A law firm representing the family of Egypt’s late former president Mohamed Morsi concludes that the death of his youngest son, Abdullah, last year was caused by injection of a “lethal substance.”
"Information now disclosed appears to confirm that Abdullah was transported in his car a distance of more than 20 kilometers (12 miles) to a hospital after he took his last breath, as a result of having been injected with a lethal substance," said a statement by the London-based Guernica 37 International Justice Chambers.
“He was not transferred to nearby hospitals, intentionally, until after he had died,” added the statement cited by the Middle East Eye (MEE) news and opinion website.
The Egyptian government claimed the 25-year-old had died of a heart attack while driving.
The law firm said, "It is quite clear that certain elements of the state were aware of this fact that is only now coming to light."
Prior to his death, Abdullah had named several individuals, including current Interior Minister Mahmoud Tawfiq and Mohamed Shereen Fahmy, the judge who oversaw the Morsi's trial, as "accomplices" in the "assassination of the martyr, President Morsi."
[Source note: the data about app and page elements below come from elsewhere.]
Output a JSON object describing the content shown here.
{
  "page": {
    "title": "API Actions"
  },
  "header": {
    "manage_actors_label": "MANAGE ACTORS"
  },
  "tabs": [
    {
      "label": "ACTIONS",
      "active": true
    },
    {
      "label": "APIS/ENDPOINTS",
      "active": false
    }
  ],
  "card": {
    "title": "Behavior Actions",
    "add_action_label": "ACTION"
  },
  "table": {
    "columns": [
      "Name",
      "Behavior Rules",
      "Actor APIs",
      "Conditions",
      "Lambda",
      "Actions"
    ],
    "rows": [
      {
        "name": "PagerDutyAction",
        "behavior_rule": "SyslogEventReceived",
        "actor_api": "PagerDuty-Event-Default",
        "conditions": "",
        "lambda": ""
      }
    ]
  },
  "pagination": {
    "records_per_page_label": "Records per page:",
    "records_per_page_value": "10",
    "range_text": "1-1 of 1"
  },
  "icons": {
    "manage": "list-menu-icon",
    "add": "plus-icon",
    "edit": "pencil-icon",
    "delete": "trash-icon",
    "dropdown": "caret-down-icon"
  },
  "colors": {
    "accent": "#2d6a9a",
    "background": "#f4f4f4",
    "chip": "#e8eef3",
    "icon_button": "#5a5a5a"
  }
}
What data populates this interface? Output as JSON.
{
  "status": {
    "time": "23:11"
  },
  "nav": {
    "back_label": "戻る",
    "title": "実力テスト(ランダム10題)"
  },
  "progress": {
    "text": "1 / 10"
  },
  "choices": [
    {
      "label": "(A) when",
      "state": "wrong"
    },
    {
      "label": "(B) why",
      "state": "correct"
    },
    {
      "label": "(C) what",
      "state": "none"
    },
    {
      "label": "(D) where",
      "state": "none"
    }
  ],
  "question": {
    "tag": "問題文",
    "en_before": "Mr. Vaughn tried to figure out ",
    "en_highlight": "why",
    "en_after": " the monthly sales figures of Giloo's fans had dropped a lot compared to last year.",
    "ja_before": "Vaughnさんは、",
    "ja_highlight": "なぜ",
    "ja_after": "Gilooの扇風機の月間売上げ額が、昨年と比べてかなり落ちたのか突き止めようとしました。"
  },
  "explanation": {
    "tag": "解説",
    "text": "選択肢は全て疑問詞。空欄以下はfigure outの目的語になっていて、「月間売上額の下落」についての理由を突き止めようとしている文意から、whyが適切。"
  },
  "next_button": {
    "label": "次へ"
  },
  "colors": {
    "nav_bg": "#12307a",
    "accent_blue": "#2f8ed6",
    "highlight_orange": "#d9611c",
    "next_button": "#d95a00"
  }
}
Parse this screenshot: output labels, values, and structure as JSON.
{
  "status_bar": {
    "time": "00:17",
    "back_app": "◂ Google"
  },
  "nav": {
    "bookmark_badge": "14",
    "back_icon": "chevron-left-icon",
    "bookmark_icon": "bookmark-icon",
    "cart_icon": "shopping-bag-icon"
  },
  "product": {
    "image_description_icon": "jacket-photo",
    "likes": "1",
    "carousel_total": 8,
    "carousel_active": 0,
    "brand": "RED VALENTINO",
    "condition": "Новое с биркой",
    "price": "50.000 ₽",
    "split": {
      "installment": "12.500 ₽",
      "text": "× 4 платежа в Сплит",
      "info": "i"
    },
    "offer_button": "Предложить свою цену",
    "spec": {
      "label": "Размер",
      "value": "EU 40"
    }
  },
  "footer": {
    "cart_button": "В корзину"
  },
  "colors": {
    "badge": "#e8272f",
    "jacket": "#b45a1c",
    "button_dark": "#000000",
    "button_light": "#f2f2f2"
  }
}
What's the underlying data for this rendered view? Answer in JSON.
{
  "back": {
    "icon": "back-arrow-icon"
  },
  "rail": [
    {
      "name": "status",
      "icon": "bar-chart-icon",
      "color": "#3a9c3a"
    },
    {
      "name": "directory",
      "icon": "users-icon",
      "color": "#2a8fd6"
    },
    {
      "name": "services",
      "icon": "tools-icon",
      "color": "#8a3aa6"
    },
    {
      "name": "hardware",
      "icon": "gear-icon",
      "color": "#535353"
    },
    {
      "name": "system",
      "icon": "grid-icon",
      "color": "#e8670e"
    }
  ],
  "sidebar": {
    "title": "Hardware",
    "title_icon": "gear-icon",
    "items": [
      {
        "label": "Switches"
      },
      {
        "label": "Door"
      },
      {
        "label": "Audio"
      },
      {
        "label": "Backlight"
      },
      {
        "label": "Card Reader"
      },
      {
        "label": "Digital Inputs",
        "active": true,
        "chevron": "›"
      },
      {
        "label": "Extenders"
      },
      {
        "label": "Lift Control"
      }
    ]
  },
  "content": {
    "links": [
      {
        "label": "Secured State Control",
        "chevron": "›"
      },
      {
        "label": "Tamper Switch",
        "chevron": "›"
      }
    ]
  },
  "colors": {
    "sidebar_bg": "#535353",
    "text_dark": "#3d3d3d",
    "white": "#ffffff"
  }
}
The Egyptian leader died during a trial session at a court in the capital Cairo on June 18, 2019 after spending some six years behind bars, Egyptian authorities say.
Last month, the MEE quoted Morsi’s son Ahmed as saying that the ex-head of state and Abullah were both murdered in a state-sanctioned scheme.
Morsi became Egypt's first democratically elected president in 2012, one year after a popular uprising led to the ouster of strongman Hosni Mubarak and ended his 30-year rule.
He was deposed in July 2013 in a military coup led by Egypt's former army chief and current President Abdel Fattah el-Sisi, and was immediately arrested.
The coup was followed by a hugely deadly crackdown on members and supporters of the country’s Muslim Brotherhood, to which Morsi used to be affiliated.